Your task is to copy every line of the records below that contains "devuan".

--- Input Enclosed Below ---

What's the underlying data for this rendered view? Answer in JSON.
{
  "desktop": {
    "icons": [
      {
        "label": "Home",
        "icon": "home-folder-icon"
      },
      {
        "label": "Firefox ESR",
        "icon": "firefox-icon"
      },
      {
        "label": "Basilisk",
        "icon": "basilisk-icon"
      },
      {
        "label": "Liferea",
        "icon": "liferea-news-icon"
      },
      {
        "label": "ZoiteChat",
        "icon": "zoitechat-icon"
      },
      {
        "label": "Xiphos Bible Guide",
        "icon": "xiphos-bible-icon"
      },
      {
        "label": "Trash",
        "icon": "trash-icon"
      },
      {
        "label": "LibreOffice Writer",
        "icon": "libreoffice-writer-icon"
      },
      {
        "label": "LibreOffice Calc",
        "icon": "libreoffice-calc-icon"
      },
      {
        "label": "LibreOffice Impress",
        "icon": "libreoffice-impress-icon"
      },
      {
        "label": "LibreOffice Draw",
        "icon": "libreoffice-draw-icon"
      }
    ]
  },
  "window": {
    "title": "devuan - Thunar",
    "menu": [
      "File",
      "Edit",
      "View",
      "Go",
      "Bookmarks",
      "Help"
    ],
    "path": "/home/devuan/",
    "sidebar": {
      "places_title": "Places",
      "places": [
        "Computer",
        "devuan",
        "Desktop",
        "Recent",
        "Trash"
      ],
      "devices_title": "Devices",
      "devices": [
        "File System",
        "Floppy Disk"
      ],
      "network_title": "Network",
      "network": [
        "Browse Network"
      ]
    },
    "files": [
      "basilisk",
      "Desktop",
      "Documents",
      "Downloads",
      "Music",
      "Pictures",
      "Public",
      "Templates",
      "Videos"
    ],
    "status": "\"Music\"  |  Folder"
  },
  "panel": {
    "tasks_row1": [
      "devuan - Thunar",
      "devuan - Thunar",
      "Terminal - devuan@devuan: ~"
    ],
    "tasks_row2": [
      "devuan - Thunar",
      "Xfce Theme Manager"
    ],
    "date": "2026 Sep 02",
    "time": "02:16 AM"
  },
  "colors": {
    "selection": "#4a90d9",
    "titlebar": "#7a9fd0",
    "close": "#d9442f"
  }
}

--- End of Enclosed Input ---

__Response__.
    "title": "devuan - Thunar",
    "path": "/home/devuan/",
        "devuan",
      "devuan - Thunar",
      "devuan - Thunar",
      "Terminal - devuan@devuan: ~"
      "devuan - Thunar",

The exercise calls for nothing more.